Auroras, both in the Northern Hemisphere (Aurora Borealis) and the Southern Hemisphere (Aurora Australis), are mesmerizing natural light displays that grace the night skies with vibrant colors.

What Causes Aurora Australis?

Aurora Australis occurs when charged particles from the sun, primarily electrons and protons, collide with the Earth’s magnetosphere. These charged particles are accelerated towards the poles by the Earth’s magnetic field. The interaction between the solar particles and the Earth’s magnetic field excites the gases in the atmosphere, leading to the emission of colorful lights.

When these particles enter the Earth’s atmosphere, they collide with gases such as oxygen and nitrogen. These collisions energize the gases, causing them to emit light, resulting in the beautiful auroral displays. The different gases emit various colors when they interact with the charged particles, creating the stunning visual spectacle that captivates observers.

Location Matters

The occurrence of Aurora Australis is predominantly concentrated around the South Magnetic Pole.

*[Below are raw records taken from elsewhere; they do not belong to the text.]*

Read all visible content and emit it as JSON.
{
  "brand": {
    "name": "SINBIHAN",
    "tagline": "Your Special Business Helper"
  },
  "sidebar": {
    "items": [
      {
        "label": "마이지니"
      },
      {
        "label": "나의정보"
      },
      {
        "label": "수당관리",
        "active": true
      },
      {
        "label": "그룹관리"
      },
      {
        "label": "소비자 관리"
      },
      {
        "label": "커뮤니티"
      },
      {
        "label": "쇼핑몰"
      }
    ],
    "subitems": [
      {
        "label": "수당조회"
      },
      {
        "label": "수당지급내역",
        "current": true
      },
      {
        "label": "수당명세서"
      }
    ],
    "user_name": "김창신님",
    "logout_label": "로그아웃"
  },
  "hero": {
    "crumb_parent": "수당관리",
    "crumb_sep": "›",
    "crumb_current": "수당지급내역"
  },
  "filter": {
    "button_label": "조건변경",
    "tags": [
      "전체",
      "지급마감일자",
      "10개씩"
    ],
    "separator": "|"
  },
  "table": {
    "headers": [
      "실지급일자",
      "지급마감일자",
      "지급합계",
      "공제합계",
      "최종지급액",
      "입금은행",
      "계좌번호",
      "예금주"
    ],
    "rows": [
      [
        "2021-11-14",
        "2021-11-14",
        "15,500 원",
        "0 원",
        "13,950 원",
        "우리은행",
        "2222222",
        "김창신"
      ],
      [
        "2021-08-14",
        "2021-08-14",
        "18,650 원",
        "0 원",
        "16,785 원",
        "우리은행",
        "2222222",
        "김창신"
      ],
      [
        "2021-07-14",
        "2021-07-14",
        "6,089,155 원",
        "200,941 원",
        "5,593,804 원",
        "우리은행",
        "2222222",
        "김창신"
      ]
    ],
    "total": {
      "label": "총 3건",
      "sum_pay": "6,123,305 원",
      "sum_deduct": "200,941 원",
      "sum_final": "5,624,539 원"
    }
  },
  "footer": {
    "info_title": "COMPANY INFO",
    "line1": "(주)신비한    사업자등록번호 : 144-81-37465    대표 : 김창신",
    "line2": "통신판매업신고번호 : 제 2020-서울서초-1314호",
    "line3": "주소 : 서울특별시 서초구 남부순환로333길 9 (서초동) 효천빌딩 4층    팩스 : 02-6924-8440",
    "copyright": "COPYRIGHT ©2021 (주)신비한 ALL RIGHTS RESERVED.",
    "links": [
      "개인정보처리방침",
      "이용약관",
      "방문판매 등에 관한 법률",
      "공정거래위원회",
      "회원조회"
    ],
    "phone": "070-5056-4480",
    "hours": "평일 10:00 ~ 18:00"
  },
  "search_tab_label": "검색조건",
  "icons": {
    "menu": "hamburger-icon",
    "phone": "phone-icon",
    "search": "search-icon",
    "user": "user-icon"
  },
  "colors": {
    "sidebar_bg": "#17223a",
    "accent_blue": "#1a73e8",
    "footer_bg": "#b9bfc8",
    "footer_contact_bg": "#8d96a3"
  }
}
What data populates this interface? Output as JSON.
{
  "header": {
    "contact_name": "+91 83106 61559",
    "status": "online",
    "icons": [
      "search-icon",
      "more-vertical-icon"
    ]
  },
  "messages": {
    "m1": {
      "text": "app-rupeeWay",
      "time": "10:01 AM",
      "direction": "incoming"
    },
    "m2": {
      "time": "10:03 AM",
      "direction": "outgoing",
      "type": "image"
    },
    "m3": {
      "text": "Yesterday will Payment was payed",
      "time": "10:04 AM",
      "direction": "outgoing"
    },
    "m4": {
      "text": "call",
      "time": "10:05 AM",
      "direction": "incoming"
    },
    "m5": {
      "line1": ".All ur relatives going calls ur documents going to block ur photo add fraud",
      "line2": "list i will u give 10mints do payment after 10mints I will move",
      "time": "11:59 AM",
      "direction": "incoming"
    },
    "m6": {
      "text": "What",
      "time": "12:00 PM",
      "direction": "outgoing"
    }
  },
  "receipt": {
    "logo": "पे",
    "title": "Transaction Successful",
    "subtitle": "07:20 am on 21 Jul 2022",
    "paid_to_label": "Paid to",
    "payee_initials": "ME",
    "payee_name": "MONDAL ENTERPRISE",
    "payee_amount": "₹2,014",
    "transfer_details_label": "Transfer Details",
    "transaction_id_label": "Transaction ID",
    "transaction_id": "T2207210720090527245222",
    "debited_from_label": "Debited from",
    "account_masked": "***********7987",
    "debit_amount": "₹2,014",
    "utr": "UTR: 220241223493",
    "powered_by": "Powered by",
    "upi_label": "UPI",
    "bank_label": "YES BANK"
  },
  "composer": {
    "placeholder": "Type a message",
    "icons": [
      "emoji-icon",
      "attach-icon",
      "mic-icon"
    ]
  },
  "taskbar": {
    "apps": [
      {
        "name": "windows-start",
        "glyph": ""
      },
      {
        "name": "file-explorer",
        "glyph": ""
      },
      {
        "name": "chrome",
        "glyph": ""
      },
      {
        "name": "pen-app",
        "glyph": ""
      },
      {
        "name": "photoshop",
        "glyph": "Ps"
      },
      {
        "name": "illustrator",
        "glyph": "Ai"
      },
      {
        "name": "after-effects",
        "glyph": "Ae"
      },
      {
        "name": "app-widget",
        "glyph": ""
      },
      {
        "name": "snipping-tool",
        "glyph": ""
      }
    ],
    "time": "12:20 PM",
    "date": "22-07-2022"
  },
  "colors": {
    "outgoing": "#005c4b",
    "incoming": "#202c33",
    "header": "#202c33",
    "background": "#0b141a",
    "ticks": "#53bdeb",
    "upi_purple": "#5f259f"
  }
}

This is why countries like Australia, New Zealand, and Antarctica offer stunning views of this celestial spectacle. The proximity to the pole increases the likelihood of witnessing the auroras, making these regions prime locations for aurora enthusiasts and researchers alike.

Solar Activity and Aurora Australis

The intensity and frequency of Aurora Australis are influenced by solar activity. During periods of high solar activity, such as solar flares or coronal mass ejections, the influx of charged particles to the Earth’s magnetosphere increases, leading to more intense and widespread auroral displays. Solar storms can amplify the auroral activity, painting the night sky with vibrant and dynamic light shows.

Studying the patterns and behavior of solar activity is crucial in predicting when and where Aurora Australis might be visible, allowing enthusiasts and researchers to plan their observations accordingly. By monitoring the sun’s activity, scientists can forecast the likelihood of auroral displays, enabling interested individuals to prepare for this awe-inspiring natural phenomenon.


Aurora Australis is a breathtaking natural phenomenon that showcases the intricate dance between the sun, Earth’s magnetic field, and the atmosphere. Understanding the science behind this captivating display only enhances our appreciation for the wonders of the universe. Observing the Aurora Australis serves as a reminder of the interconnectedness between the Earth and the cosmos, highlighting the beauty and complexity of our planet’s relationship with the celestial realm.

Arthur Marquis

With a background in dermatology and over 10 years of experience, Arthur covers a wide range of health-related subjects for the Scientific Origin.